The UK Gambling Commission (UKGC) has announced the suspension of Goldchip Limited’s license as the regulator is moving in to review the company’s operations and its suitability to hold a license in the first place. UKGC is citing potential breaches of the Gambling Act review and argues that Goldchip Limited may have acted against the gambling framework.
Investigating the Matter
Whether this is true will have to be established in the course of the investigation as UKGC has withheld further details in the case. The regulator mentioned that the investigated breaches have to do with AML shortages and social responsibility failings. There is a chance the regulator would find the company unsuitable to hold a license as well.
UKGC vows to conduct a thorough and unbiased review, basing it on Section 116 of the Gambling Act 2005. The suspension is not an obligatory practice, but it is allowed under current gambling laws, enabling regulators to investigate potential breaches as they see fit. In a statement, the commission explained:
“We have made it clear to the operator that during the course of the suspension, we expect it to focus on treating consumers fairly and keeping them fully informed of any developments which impact them.”UKGC
However, UKGC wants consumers to still have access to the website and withdraw their funds if they choose to. UKGC is actively trying to clean up potential shortcomings in the gambling sector as a looming gambling revenue has had the regulator and many businesses in a tight spot over lawmakers’ decision to impose a litany of new rules that could negatively impact gross gaming revenue.
Taking Crack at All Wrongdoers
All of this, though, is being done to ensure better consumer protection. Some have argued that piling on too much regulation on the industry would push consumers into black markets, which are still a serious threat to the safety and health of gamblers in the UK. UKGC’s decision comes only a day after it slapped two other companies, providers of white label casino solutions, with settlements to the tune of £675,000 ($840,000).
Jumpman and Progress Play have been found guilty of coming short of stated AML and social responsibility targets.
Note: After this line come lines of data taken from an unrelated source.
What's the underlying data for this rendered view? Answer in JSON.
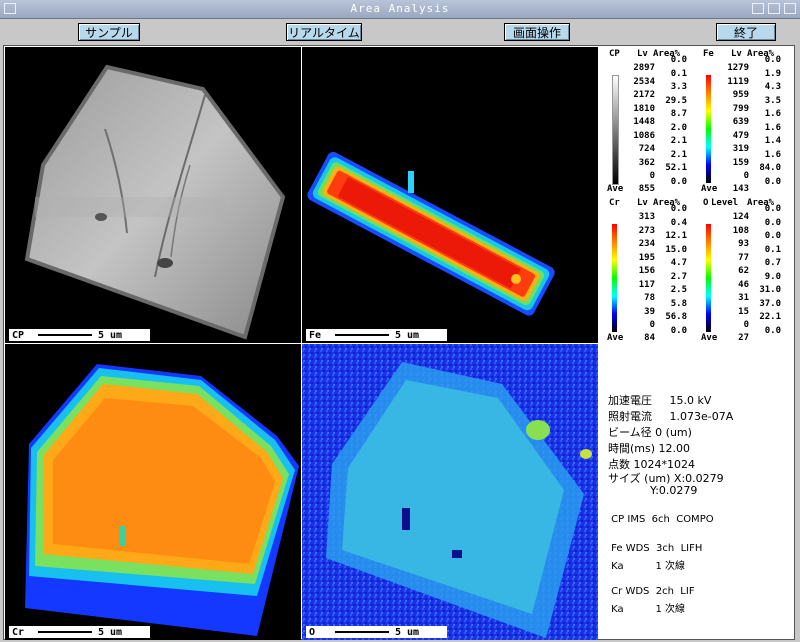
{
  "window": {
    "title": "Area  Analysis"
  },
  "toolbar": {
    "sample": "サンプル",
    "realtime": "リアルタイム",
    "screen_op": "画面操作",
    "quit": "終了"
  },
  "panels": {
    "cp": {
      "label": "CP",
      "scale": "5 um"
    },
    "fe": {
      "label": "Fe",
      "scale": "5 um"
    },
    "cr": {
      "label": "Cr",
      "scale": "5 um"
    },
    "o": {
      "label": "O",
      "scale": "5 um"
    }
  },
  "legends": {
    "cp": {
      "element": "CP",
      "lv_header": "Lv",
      "area_header": "Area%",
      "levels": [
        "2897",
        "2534",
        "2172",
        "1810",
        "1448",
        "1086",
        "724",
        "362",
        "0"
      ],
      "areas": [
        "0.0",
        "0.1",
        "3.3",
        "29.5",
        "8.7",
        "2.0",
        "2.1",
        "2.1",
        "52.1",
        "0.0"
      ],
      "ave_label": "Ave",
      "ave": "855"
    },
    "fe": {
      "element": "Fe",
      "lv_header": "Lv",
      "area_header": "Area%",
      "levels": [
        "1279",
        "1119",
        "959",
        "799",
        "639",
        "479",
        "319",
        "159",
        "0"
      ],
      "areas": [
        "0.0",
        "1.9",
        "4.3",
        "3.5",
        "1.6",
        "1.6",
        "1.4",
        "1.6",
        "84.0",
        "0.0"
      ],
      "ave_label": "Ave",
      "ave": "143"
    },
    "cr": {
      "element": "Cr",
      "lv_header": "Lv",
      "area_header": "Area%",
      "levels": [
        "313",
        "273",
        "234",
        "195",
        "156",
        "117",
        "78",
        "39",
        "0"
      ],
      "areas": [
        "0.0",
        "0.4",
        "12.1",
        "15.0",
        "4.7",
        "2.7",
        "2.5",
        "5.8",
        "56.8",
        "0.0"
      ],
      "ave_label": "Ave",
      "ave": "84"
    },
    "o": {
      "element": "O",
      "lv_header": "Level",
      "area_header": "Area%",
      "levels": [
        "124",
        "108",
        "93",
        "77",
        "62",
        "46",
        "31",
        "15",
        "0"
      ],
      "areas": [
        "0.0",
        "0.0",
        "0.0",
        "0.1",
        "0.7",
        "9.0",
        "31.0",
        "37.0",
        "22.1",
        "0.0"
      ],
      "ave_label": "Ave",
      "ave": "27"
    }
  },
  "info": {
    "voltage": "加速電圧     15.0 kV",
    "current": "照射電流     1.073e-07A",
    "beam": "ビーム径 0 (um)",
    "time": "時間(ms) 12.00",
    "points": "点数 1024*1024",
    "size_x": "サイズ (um) X:0.0279",
    "size_y": "            Y:0.0279"
  },
  "detectors": {
    "d1": " CP IMS  6ch  COMPO",
    "d2a": " Fe WDS  3ch  LIFH",
    "d2b": " Ka          1 次線",
    "d3a": " Cr WDS  2ch  LIF",
    "d3b": " Ka          1 次線"
  },
  "colors": {
    "button_bg": "#b8d8ec",
    "titlebar": "#9aa8c0"
  }
}
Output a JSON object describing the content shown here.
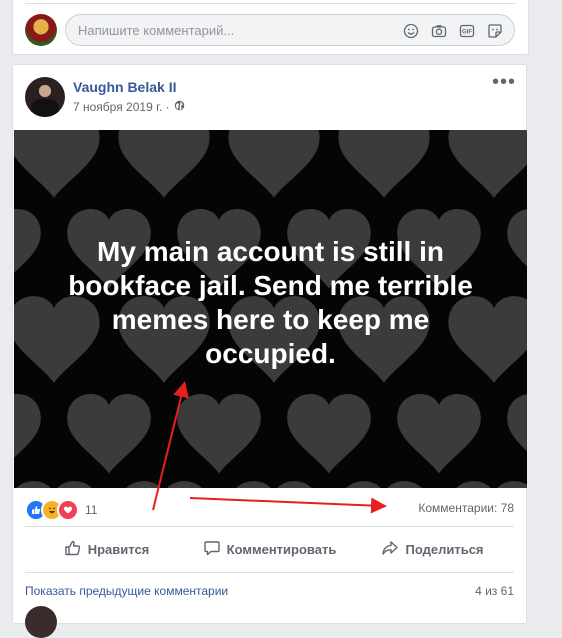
{
  "composer": {
    "placeholder": "Напишите комментарий...",
    "icons": [
      "smile-icon",
      "camera-icon",
      "gif-icon",
      "sticker-icon"
    ]
  },
  "post": {
    "author": "Vaughn Belak II",
    "date": "7 ноября 2019 г. ·",
    "privacy_icon": "globe-icon",
    "more_label": "•••",
    "image_text": "My main account is still in bookface jail. Send me terrible memes here to keep me occupied.",
    "image_background": "#050505",
    "heart_color": "#3b3b3b",
    "reactions": {
      "types": [
        "like",
        "haha",
        "love"
      ],
      "count": "11"
    },
    "comments_count": "Комментарии: 78",
    "actions": {
      "like": "Нравится",
      "comment": "Комментировать",
      "share": "Поделиться"
    },
    "show_previous": "Показать предыдущие комментарии",
    "comments_shown": "4 из 61"
  },
  "colors": {
    "link": "#385898",
    "muted": "#606770",
    "annotation_arrow": "#e5201f"
  }
}
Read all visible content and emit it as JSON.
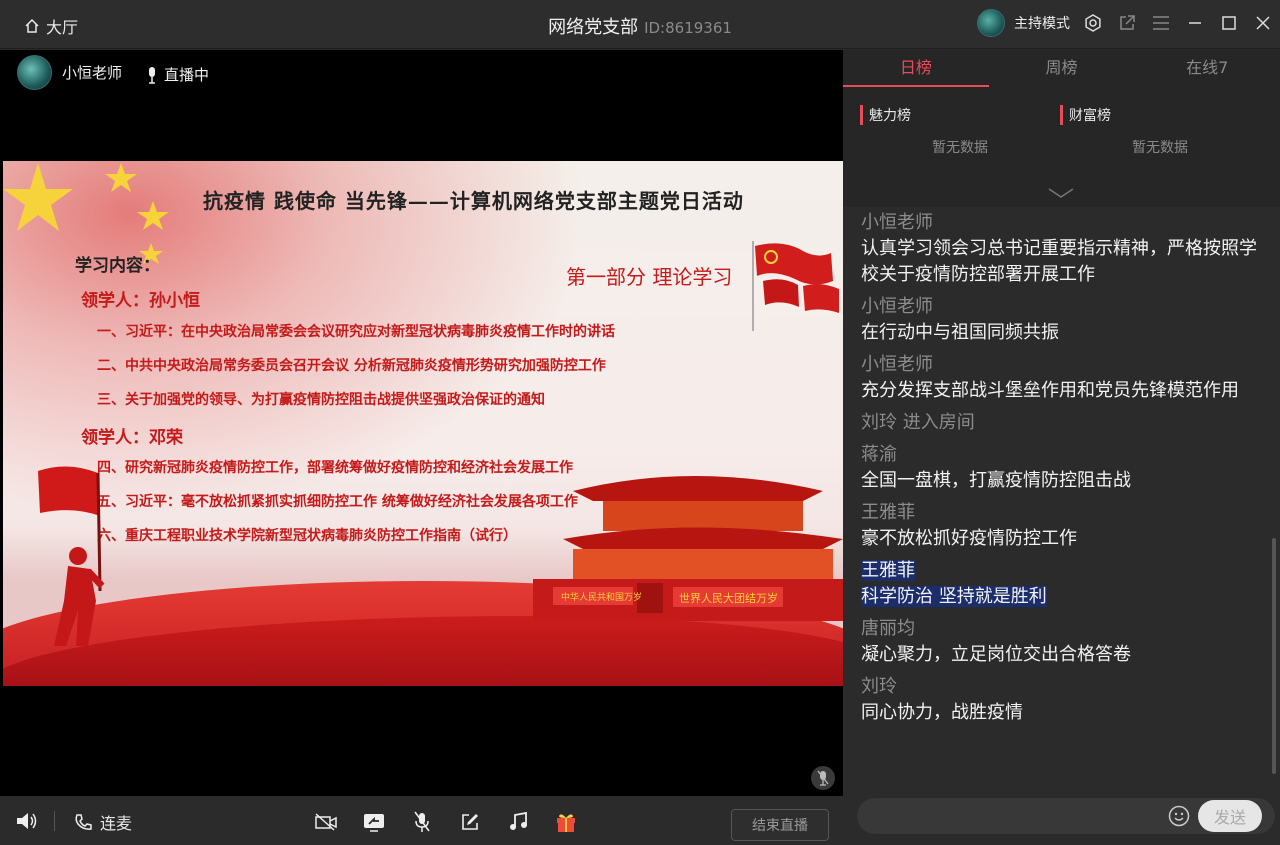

Jumpman is responsible for as many as 243 websites and Progress Play provides software and solutions to another 201. The money from the penalties applied to these two operators will be forwarded to the National Strategy to Reduce Gambling Harms.